Peralta was named a starter, beating out Josh Lindblom for the final spot in the Brewers rotation. Peralta has made nine starts and 45 relief appearances for Milwaukee over the last two seasons, but in three spring training appearances the 24-year-old righty has allowed only one run while striking out 15 batters in 8.1 innings. Peralta continues to improve his arsenal as well. Last year he added a slider. This year he is working on a changeup. That would certainly give him a starter's pitch mix. He could be a sneaky pick this season, but based off Thursday's news expect his 330 ADP to fly up over the next several days.
Brandon Belt, 1B (SF)
Belt has dealt with his fair share of obstacles this offseason. He had surgery to remove a bone spur in his heel in October. Then he battled COVID-19 in January, only to recover from that and then contract mononucleosis at the beginning of spring training. Nevertheless Belt was able to get back on the field Thursday, making his first start of the spring. The Giants maintain it's possible Belt will be available on Opening Day, but it's important to recognize all the time he has missed. As a veteran he probably doesn't need a full spring training, but he'll only have a few games under his belt before the Giants open their season. Belt was quietly sensational in the shortened 2020 season, finishing with a 172 wRC+ and a career-high 47% hard-hit rate. Don't overlook the steady hand at first base.
Kyle Freeland, SP (COL)

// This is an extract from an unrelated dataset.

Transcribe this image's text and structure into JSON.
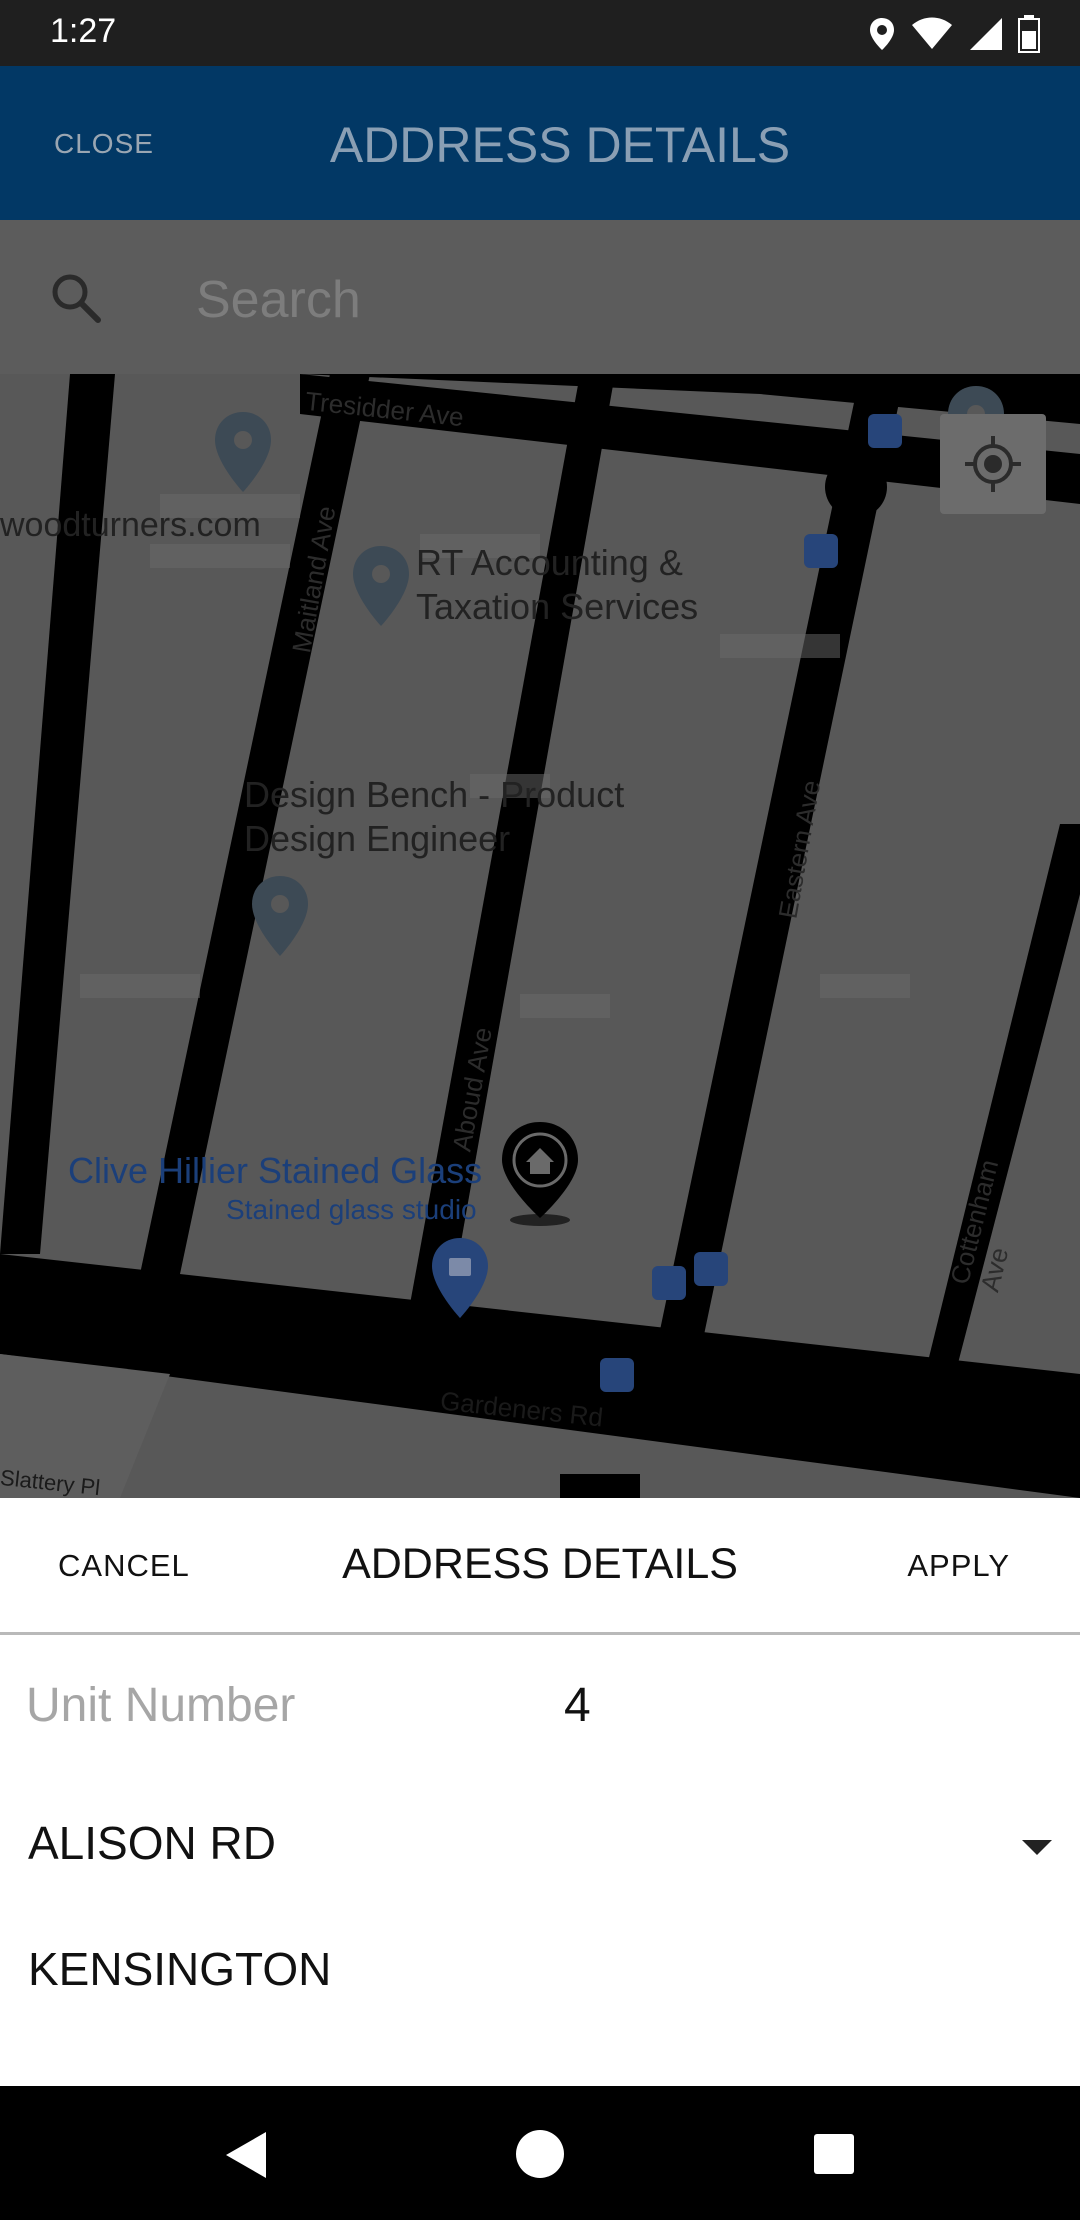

Freeland is expected to miss at least a month with a strained left shoulder. The Rockies southpaw is not expected to need surgery but the injury requires rest. After stellar production in 2018, Freeland's surface stats started to mirror his advanced metrics. He does not strike batters out, walks more than a less-than-overpowering pitcher should and he pitches for the Rockies. Because he will miss time AND could be dealing with a lingering injury, Freeland is free to be cast aside on draft boards.
Starlin Castro, 2B (WAS)
Castro was diagnosed with a mild hamstring strain after leaving Tuesday's game. The team initially ruled it a cramp, but an MRI revealed the more serious injury. With that being said, it's possible he won't miss much time and could be back by Opening Day. For now manager Dave Martinez is calling Castro 'day-to-day.' Castro is one of the more consistent middle infielders in the game. He hit a career-high 22 home runs in 2019 and showed similar power in a very limited sample size last season. Castro debuted at 20 years old and is still only 31, having celebrated his birthday on Wednesday.
Alec Bohm, 3B (PHI)
Bohm left Thursday's game with left-leg tightness, but manager Joe Girardi says the decision to take him out was precautionary and he is day-to-day. While Bohm is not expected to play on Friday, he should be fine for Opening Day. Bohm shined as a rookie last year, slashing .338/.400/.481, but he was boosted by a .410 BABIP. Still Bohm is a solid corner infielder with a pretty nice floor for a young player.